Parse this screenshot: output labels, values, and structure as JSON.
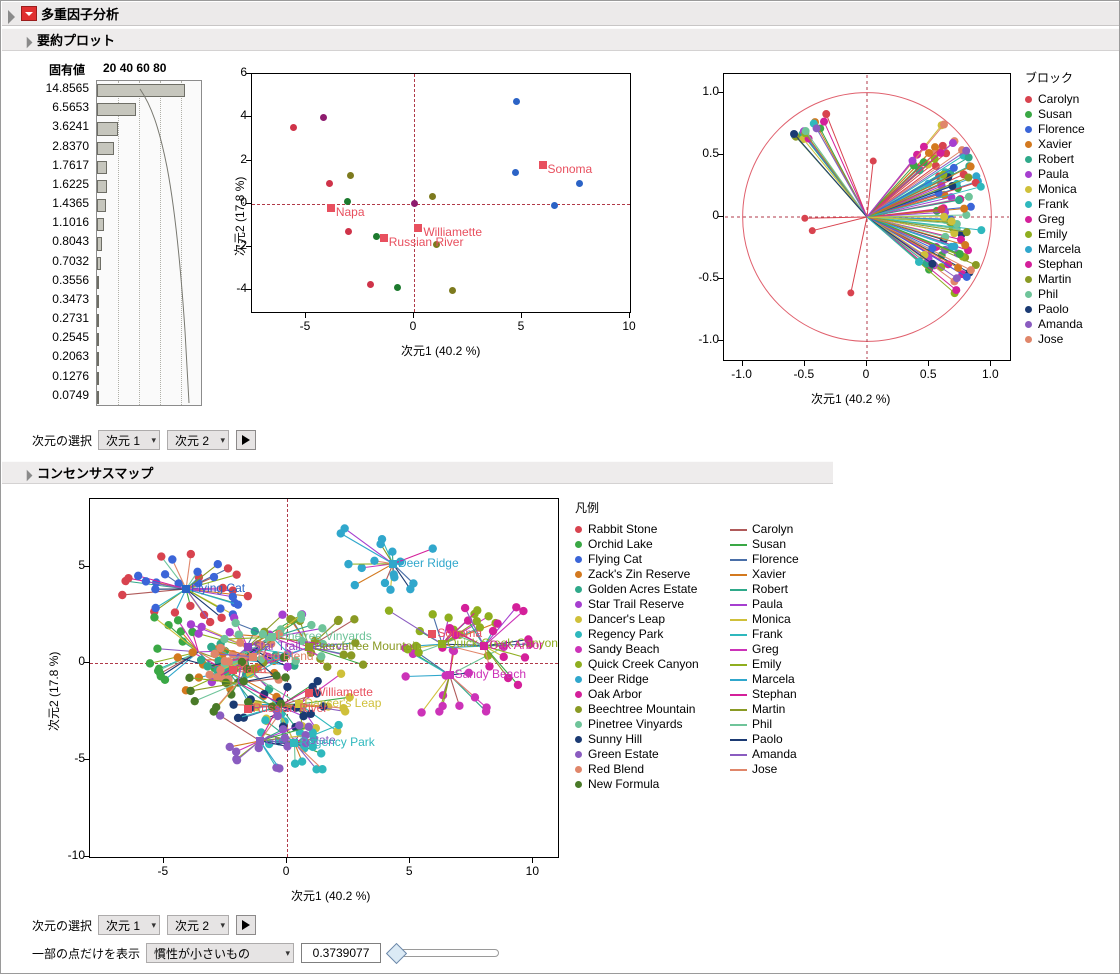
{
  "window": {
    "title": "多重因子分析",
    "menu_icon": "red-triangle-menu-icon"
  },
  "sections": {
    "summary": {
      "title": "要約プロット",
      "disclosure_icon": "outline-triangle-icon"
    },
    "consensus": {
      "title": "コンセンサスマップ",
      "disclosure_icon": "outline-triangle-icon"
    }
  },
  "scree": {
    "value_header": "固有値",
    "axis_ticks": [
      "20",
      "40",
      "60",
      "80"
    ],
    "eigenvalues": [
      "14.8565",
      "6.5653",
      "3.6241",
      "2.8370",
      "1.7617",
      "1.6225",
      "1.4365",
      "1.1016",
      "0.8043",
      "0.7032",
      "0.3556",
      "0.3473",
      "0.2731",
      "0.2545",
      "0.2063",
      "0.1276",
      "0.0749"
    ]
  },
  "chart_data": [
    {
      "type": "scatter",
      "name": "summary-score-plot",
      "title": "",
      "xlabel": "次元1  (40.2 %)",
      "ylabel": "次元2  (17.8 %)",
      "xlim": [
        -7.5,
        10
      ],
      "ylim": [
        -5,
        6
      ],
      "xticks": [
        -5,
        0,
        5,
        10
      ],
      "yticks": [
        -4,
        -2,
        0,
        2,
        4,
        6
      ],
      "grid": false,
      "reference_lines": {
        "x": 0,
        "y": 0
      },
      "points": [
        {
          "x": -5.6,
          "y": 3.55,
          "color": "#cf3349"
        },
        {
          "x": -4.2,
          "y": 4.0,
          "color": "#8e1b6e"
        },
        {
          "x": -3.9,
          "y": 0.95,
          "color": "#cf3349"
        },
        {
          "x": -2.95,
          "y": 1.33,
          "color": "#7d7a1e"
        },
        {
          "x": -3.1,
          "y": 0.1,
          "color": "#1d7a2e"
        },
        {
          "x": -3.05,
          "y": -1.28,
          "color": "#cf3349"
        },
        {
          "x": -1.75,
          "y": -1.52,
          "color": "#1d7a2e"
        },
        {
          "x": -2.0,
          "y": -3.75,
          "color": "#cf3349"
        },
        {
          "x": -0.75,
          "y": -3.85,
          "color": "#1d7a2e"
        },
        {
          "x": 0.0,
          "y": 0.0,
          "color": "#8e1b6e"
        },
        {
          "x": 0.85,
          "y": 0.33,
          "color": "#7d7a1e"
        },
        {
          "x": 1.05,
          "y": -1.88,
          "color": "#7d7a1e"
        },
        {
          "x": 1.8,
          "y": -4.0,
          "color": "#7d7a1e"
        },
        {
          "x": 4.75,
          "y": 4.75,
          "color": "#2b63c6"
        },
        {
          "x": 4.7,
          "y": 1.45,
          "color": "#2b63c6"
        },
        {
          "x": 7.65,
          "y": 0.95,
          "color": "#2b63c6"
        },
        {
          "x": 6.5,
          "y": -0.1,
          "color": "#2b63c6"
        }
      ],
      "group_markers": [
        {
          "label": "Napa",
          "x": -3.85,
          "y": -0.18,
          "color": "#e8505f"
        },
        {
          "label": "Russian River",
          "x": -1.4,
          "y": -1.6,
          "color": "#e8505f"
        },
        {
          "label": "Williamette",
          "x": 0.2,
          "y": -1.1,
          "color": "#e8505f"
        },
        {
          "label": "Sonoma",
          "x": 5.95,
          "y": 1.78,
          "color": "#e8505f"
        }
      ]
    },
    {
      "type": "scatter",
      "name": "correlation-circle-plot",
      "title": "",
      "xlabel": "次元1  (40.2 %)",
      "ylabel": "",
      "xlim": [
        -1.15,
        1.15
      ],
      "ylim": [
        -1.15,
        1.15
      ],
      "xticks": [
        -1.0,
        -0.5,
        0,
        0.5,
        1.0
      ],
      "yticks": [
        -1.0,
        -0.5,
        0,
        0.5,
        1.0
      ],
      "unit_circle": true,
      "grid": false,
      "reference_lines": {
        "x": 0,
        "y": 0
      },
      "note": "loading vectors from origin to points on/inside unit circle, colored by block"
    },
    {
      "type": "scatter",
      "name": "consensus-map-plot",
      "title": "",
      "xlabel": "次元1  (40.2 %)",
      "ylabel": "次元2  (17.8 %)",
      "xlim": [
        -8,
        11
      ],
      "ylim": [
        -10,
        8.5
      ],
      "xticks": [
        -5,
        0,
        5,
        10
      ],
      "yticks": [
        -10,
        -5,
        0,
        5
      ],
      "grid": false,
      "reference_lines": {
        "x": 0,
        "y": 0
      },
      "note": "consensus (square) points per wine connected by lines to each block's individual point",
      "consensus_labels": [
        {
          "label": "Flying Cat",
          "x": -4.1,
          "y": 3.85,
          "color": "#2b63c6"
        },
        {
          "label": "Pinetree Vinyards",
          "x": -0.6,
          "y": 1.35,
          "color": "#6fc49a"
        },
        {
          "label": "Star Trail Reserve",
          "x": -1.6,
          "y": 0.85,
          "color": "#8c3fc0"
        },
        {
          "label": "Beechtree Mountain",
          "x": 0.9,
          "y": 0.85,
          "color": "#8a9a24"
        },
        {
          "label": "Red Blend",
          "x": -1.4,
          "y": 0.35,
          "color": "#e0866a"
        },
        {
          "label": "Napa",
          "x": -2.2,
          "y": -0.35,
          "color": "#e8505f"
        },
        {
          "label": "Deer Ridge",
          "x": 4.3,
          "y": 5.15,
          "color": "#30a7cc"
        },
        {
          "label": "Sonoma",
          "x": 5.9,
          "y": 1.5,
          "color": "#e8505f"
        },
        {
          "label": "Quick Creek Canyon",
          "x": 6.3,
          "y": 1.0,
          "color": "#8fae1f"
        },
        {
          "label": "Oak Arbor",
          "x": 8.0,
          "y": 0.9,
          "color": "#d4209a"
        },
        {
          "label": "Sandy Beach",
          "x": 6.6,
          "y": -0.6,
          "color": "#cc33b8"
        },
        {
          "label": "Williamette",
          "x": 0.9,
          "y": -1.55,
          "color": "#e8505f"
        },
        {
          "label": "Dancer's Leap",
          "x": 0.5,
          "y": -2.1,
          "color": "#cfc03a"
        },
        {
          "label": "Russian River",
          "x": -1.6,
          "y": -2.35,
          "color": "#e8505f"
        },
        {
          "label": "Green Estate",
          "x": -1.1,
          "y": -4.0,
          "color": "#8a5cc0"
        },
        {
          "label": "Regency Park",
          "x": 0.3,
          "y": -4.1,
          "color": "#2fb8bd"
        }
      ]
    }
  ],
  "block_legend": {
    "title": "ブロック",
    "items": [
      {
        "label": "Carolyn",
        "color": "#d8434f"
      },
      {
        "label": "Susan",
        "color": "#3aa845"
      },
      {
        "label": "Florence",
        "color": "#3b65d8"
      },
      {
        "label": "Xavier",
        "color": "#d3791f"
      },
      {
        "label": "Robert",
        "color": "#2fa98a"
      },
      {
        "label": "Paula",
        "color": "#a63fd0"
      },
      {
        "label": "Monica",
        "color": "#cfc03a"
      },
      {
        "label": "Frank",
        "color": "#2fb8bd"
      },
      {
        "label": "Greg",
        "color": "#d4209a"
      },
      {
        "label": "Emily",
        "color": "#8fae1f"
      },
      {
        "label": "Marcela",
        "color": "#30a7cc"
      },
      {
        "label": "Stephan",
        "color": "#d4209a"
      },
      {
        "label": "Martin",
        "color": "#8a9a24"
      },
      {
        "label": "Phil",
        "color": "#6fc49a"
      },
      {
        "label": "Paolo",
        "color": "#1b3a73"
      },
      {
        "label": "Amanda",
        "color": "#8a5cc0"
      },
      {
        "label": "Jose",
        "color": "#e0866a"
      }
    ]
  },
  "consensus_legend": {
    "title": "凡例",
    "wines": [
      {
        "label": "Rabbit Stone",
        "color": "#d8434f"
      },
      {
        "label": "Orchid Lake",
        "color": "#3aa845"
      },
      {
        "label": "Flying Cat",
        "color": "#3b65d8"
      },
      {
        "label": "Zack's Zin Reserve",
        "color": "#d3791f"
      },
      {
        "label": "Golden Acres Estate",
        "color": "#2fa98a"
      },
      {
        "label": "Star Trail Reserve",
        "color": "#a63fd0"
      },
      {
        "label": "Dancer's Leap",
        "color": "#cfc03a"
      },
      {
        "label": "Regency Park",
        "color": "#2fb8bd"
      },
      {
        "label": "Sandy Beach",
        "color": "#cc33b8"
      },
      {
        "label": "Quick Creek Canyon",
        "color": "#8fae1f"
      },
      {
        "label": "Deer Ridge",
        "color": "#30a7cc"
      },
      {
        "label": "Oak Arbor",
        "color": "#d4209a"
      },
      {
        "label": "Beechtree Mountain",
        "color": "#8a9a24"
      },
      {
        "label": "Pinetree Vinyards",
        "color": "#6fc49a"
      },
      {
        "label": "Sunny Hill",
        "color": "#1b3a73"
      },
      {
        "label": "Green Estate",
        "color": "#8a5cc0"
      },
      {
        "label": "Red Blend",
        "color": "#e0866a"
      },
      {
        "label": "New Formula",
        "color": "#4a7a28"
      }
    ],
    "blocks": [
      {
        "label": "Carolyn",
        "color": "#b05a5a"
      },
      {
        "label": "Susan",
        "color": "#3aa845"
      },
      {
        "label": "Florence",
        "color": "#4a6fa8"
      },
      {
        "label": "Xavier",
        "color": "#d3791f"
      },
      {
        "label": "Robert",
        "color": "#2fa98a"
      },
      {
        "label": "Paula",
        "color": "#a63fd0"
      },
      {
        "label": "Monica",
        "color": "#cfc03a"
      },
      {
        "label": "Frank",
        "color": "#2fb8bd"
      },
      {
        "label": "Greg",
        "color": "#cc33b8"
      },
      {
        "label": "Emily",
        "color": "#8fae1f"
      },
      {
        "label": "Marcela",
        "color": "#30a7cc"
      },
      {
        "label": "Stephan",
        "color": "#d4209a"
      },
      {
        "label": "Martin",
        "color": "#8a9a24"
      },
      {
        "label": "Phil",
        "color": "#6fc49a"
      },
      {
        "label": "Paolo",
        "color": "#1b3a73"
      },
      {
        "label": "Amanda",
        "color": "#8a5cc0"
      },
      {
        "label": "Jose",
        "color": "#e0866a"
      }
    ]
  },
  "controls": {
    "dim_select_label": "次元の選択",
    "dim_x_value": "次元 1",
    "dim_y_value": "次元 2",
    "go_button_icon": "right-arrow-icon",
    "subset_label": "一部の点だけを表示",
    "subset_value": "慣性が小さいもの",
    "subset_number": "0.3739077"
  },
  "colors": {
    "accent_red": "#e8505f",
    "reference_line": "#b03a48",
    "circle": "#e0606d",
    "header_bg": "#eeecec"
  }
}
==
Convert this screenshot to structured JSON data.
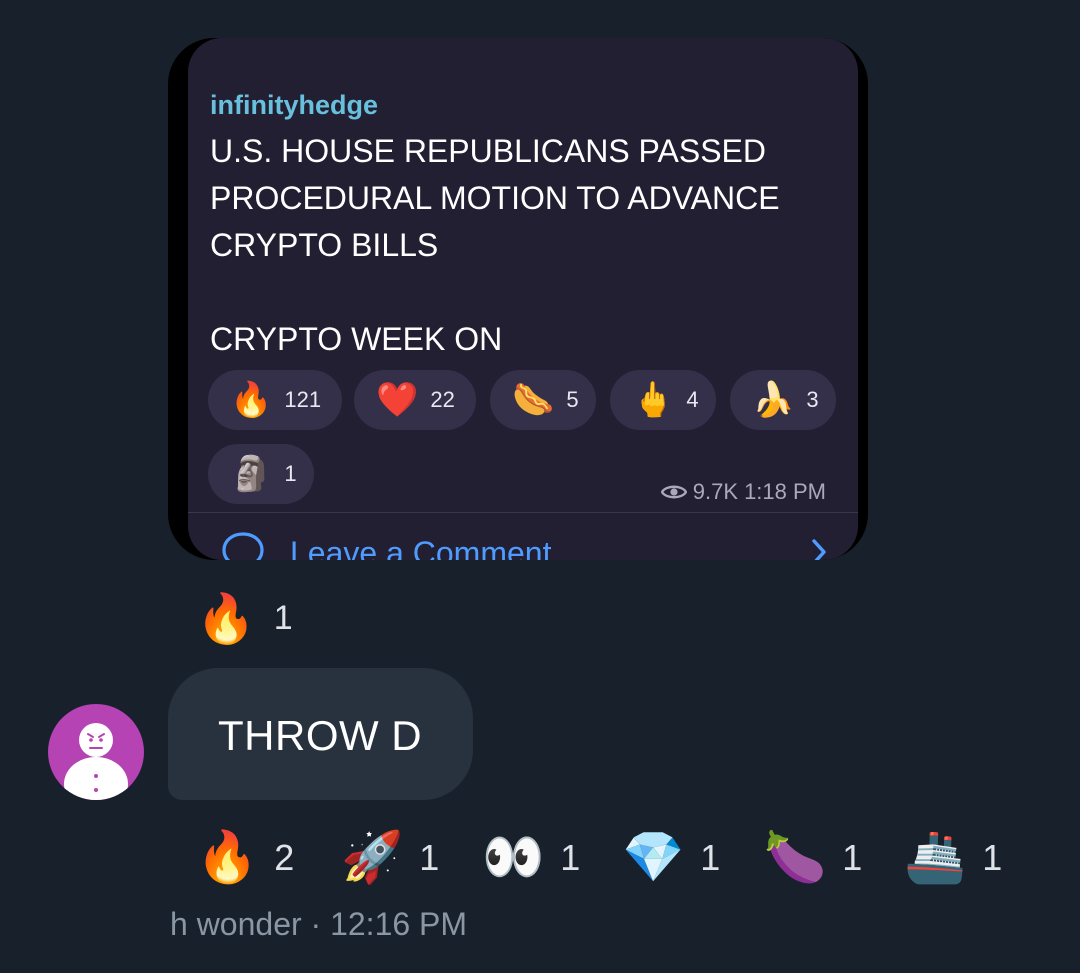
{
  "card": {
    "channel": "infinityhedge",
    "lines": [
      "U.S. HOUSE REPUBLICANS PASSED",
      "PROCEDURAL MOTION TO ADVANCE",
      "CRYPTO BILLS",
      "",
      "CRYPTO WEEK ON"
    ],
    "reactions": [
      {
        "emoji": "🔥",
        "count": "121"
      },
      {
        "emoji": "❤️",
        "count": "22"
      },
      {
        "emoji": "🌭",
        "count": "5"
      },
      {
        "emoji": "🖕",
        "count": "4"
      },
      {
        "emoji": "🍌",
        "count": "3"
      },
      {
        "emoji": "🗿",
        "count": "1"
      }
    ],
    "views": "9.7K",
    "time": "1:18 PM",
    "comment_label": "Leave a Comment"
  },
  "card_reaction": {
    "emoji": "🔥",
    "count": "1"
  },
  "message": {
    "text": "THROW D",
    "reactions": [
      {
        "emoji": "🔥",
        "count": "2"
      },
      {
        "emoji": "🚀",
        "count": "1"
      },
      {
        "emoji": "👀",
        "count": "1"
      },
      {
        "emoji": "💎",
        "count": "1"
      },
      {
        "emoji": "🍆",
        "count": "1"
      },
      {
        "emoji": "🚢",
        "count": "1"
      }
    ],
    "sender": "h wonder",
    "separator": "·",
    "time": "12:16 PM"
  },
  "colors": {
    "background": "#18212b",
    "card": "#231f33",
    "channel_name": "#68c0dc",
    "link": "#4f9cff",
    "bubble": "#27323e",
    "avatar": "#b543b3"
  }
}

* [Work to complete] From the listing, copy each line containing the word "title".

* [Task answer]
    "title": "多重因子分析",
      "title": "要約プロット",
      "title": "コンセンサスマップ",
      "title": "",
      "title": "",
      "title": "",
    "title": "ブロック",
    "title": "凡例",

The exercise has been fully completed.